A former Ottawa police officer who worked in the intimate partner violence unit for four years and later threatened to kill his ex-partner

A former Ottawa police officer who worked in the intimate partner violence unit for four years and later threatened to kill his ex-partner, using a knife during a domestic dispute in 2020, has admitted that his behavior discredited the police.

Det. Cst. 43-year-old Yurik Brisbois pleaded guilty last week to two counts of discreditable conduct under the Police Services Act. (In March, he was found guilty of uttering death threats and possession of a weapon for committing an offence.)

Hearing officer, Supervisor Chris Reome accepted the guilty plea and stated during Wednesday's hearing that it would take him about a month to decide on the penalty.

The police prosecutor and Brisbois' representative jointly suggested that a two-year demotion would be appropriate.

At a disciplinary hearing, Ottawa police lawyer and prosecutor Vanessa Stewart said society "would be shocked to learn" that Brisbois had previously worked in the intimate partner violence unit and used the knowledge he gained there to "as he described it, skate" with his ex-partner, who also works in the police force.

Her identity is protected by a publication ban.

"He used this position" in his threats "He was comfortable using this position as part of his violence threats towards [her], and instead of using his knowledge to help [her] or help himself get out of these relationships, he used them to cause harm. significantly aggravates [the misconduct]," Stewart said at the hearing officer.

She cited Brisbois' statements in his criminal case, in which he said, "I crossed the line a lot because of the dramatic factors, but I know ... not to cross her."

"I never crossed the line into the criminal world, but if you want to say that I was skating, that I was close to it, I can accept that. But I never crossed that line and didn't do anything that would scare her," Brisbois said.

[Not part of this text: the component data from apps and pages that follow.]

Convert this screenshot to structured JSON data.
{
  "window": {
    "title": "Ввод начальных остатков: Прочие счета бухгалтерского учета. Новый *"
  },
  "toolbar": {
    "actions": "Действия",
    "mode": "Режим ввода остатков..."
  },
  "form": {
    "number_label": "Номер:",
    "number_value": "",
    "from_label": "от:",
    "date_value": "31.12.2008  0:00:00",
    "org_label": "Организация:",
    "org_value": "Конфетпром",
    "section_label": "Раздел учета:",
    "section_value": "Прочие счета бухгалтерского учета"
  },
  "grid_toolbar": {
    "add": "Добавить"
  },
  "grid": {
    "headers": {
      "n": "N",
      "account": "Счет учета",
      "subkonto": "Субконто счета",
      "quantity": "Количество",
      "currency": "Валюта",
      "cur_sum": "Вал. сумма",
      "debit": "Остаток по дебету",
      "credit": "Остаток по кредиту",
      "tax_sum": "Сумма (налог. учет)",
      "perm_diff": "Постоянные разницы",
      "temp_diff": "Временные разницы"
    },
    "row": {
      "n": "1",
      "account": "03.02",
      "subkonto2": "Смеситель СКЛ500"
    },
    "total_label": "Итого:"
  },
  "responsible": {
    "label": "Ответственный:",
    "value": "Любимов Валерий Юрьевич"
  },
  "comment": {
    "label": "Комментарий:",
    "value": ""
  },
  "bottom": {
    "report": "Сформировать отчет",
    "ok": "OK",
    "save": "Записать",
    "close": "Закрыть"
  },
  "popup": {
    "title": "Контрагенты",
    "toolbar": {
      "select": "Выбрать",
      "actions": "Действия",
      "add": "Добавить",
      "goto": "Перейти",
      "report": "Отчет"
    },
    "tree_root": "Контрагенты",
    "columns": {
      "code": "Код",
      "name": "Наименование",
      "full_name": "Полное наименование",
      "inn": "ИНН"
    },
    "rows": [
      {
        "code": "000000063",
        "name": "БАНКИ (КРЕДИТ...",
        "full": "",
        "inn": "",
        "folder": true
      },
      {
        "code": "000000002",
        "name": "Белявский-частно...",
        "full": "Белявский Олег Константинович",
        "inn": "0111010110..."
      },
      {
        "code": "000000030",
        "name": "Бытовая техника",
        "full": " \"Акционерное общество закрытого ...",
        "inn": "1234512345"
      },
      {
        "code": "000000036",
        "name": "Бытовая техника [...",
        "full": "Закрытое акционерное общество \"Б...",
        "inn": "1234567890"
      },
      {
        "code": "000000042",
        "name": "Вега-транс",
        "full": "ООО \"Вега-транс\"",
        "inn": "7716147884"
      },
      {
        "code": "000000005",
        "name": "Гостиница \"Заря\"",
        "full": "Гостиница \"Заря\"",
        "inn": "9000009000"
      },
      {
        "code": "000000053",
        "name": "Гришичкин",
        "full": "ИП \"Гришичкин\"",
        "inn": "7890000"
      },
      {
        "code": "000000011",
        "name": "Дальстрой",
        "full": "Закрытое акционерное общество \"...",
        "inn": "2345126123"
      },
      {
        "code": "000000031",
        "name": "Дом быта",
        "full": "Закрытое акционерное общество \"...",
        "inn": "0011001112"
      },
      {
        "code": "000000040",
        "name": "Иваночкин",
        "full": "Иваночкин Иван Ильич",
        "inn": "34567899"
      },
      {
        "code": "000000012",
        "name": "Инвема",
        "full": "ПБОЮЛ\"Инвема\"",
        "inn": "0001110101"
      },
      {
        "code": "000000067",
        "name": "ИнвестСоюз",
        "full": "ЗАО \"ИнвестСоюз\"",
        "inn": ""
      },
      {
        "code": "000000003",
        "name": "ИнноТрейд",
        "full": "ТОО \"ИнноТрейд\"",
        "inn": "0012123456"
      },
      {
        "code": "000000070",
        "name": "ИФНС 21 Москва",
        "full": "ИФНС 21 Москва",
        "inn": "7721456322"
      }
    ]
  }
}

Disciplinary charges by the internal police were laid at the end of July, several months after Brisbois was found guilty in criminal court.

What happened A family dispute occurred on July 24, 2020, when Brisbois came out of the basement while his ex-partner was preparing dinner. They had recently separated but were still living together.

She thought he might have used marijuana or alcohol, and an argument began when Brisbois noticed she was nervous, yelling at her, said Stewart, recounting the findings of the criminal trial judge.

"In a rage," Brisbois took a large kitchen knife, approached his ex-partner, and waved the knife up and down, shouting at her, Stewart said, repeating the trial judge's findings.

At one point, he struck the knife on a hard countertop, bending the tip. He also struck the knife on the table and threw it in the sink with a cutting board and vegetables.

According to Stewart, Brisbois noticed that someone would visit over the weekend and warned his ex-partner not to make the guest uncomfortable.

"If you make her feel uncomfortable, I'll kill you," Brisbois told his ex.

Stewart said he repeated the words "damn it, I'll kill you" two more times and then told her he would record his words on his phone for the victim to show her "partner" — a reference to partner violence.

The judge conditionally discharged Brisbois, meaning he won't have a criminal record if he completes a three-year probation. This includes only possessing and using a weapon in accordance with police requirements and directives during working hours, as well as staying 500 meters away from any place where he knows his ex-partner might be, including the Ottawa police station where she works.

During the sentencing, Brisbois' lawyer, Sean May, questioned the 500-meter restriction. According to the hearing protocol, he asked for an exception "in accordance with a safety plan that may be introduced by the police service" if Brisbois and his ex are in the same building.